• ACTIVITY:
The answer must be every line of the records below that contains the word "system".

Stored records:

Start of Block

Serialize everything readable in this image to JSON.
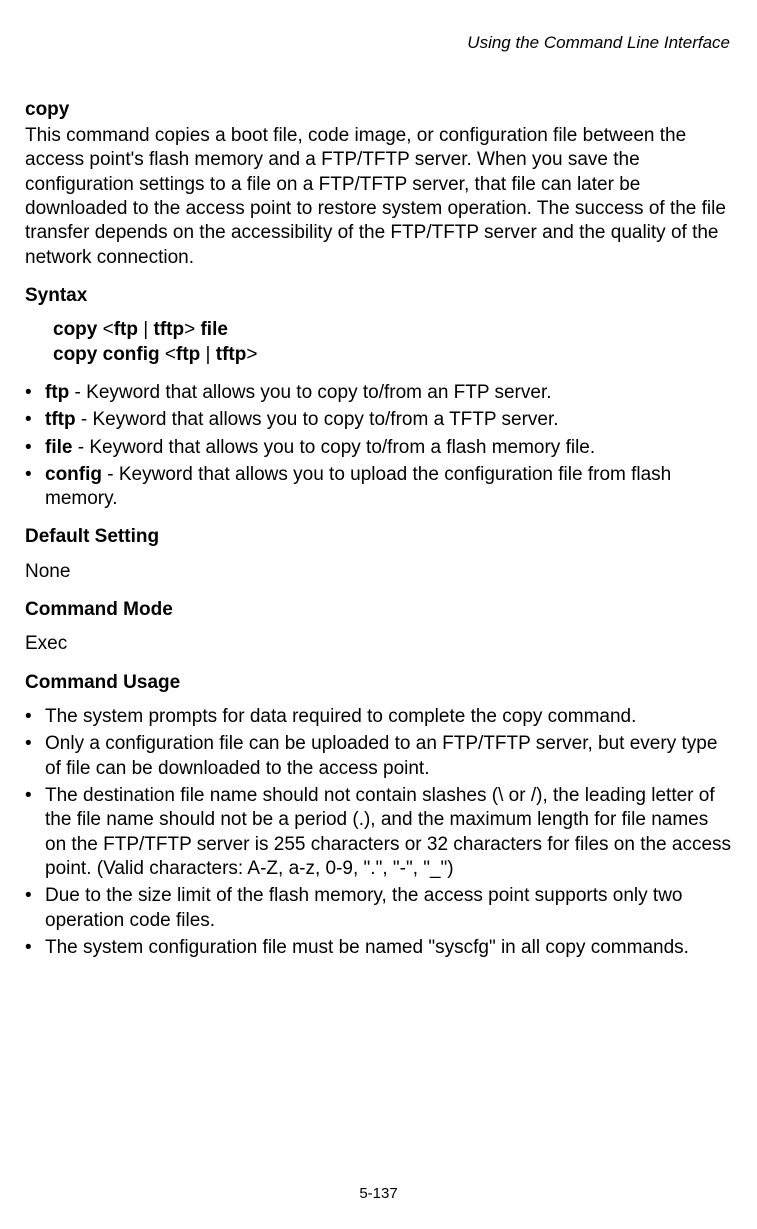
{
  "runningHead": "Using the Command Line Interface",
  "commandName": "copy",
  "description": "This command copies a boot file, code image, or configuration file between the access point's flash memory and a FTP/TFTP server. When you save the configuration settings to a file on a FTP/TFTP server, that file can later be downloaded to the access point to restore system operation. The success of the file transfer depends on the accessibility of the FTP/TFTP server and the quality of the network connection.",
  "syntax": {
    "heading": "Syntax",
    "line1": {
      "pre": "copy ",
      "lt1": "<",
      "kw1": "ftp",
      "pipe": " | ",
      "kw2": "tftp",
      "gt1": "> ",
      "kw3": "file"
    },
    "line2": {
      "pre": "copy config ",
      "lt1": "<",
      "kw1": "ftp",
      "pipe": " | ",
      "kw2": "tftp",
      "gt1": ">"
    },
    "params": [
      {
        "kw": "ftp",
        "desc": " - Keyword that allows you to copy to/from an FTP server."
      },
      {
        "kw": "tftp",
        "desc": " - Keyword that allows you to copy to/from a TFTP server."
      },
      {
        "kw": "file",
        "desc": " - Keyword that allows you to copy to/from a flash memory file."
      },
      {
        "kw": "config",
        "desc": " - Keyword that allows you to upload the configuration file from flash memory."
      }
    ]
  },
  "defaultSetting": {
    "heading": "Default Setting",
    "value": "None"
  },
  "commandMode": {
    "heading": "Command Mode",
    "value": "Exec"
  },
  "commandUsage": {
    "heading": "Command Usage",
    "items": [
      "The system prompts for data required to complete the copy command.",
      "Only a configuration file can be uploaded to an FTP/TFTP server, but every type of file can be downloaded to the access point.",
      "The destination file name should not contain slashes (\\ or /), the leading letter of the file name should not be a period (.), and the maximum length for file names on the FTP/TFTP server is 255 characters or 32 characters for files on the access point. (Valid characters: A-Z, a-z, 0-9, \".\", \"-\", \"_\")",
      "Due to the size limit of the flash memory, the access point supports only two operation code files.",
      "The system configuration file must be named \"syscfg\" in all copy commands."
    ]
  },
  "pageNumber": "5-137"
}
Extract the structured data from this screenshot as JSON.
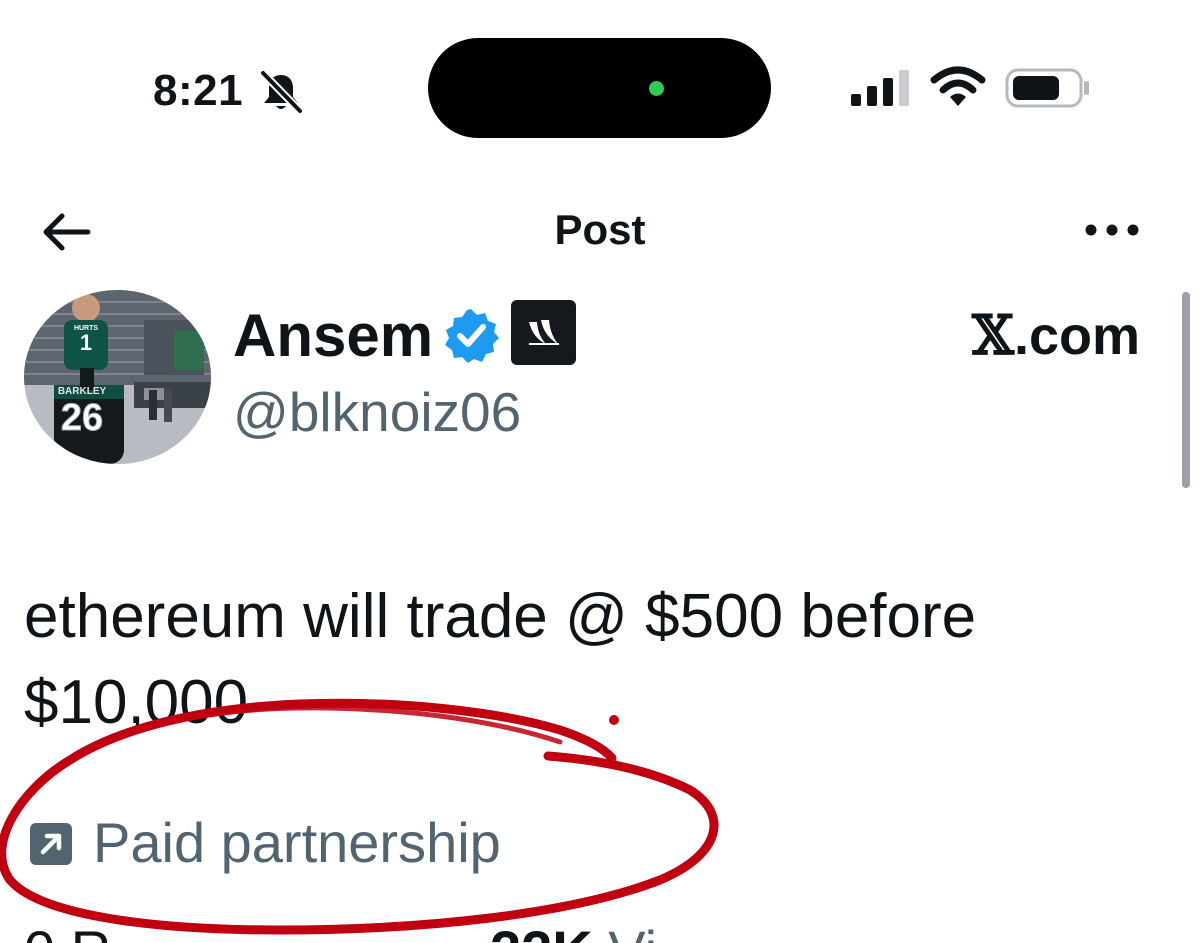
{
  "status_bar": {
    "time": "8:21",
    "silent_icon": "bell-slash-icon",
    "signal_icon": "cellular-signal-icon",
    "wifi_icon": "wifi-icon",
    "battery_icon": "battery-icon",
    "island_indicator_color": "#2ecc55"
  },
  "header": {
    "back_icon": "arrow-left-icon",
    "title": "Post",
    "more_icon": "ellipsis-icon"
  },
  "author": {
    "display_name": "Ansem",
    "handle": "@blknoiz06",
    "verified_icon": "verified-badge-icon",
    "verified_color": "#1d9bf0",
    "affiliate_badge_icon": "affiliate-logo-icon",
    "avatar_icon": "avatar-photo",
    "jersey_number": "26",
    "jersey_name": "BARKLEY",
    "child_jersey_number": "1",
    "child_jersey_name": "HURTS"
  },
  "source": {
    "x_mark": "𝕏",
    "domain_suffix": ".com"
  },
  "post": {
    "text": "ethereum will trade @ $500 before\n$10,000"
  },
  "partnership": {
    "icon": "arrow-up-right-box-icon",
    "label": "Paid partnership"
  },
  "stats": {
    "left_partial": "0 R",
    "views_count": "22K",
    "views_label": "Vi"
  },
  "annotation": {
    "color": "#c00010",
    "shape": "hand-drawn-circle"
  }
}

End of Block

• ANSWER TO THIS PROBLEM:
  "description": "This command copies a boot file, code image, or configuration file between the access point's flash memory and a FTP/TFTP server. When you save the configuration settings to a file on a FTP/TFTP server, that file can later be downloaded to the access point to restore system operation. The success of the file transfer depends on the accessibility of the FTP/TFTP server and the quality of the network connection.",
      "The system prompts for data required to complete the copy command.",
      "The system configuration file must be named \"syscfg\" in all copy commands."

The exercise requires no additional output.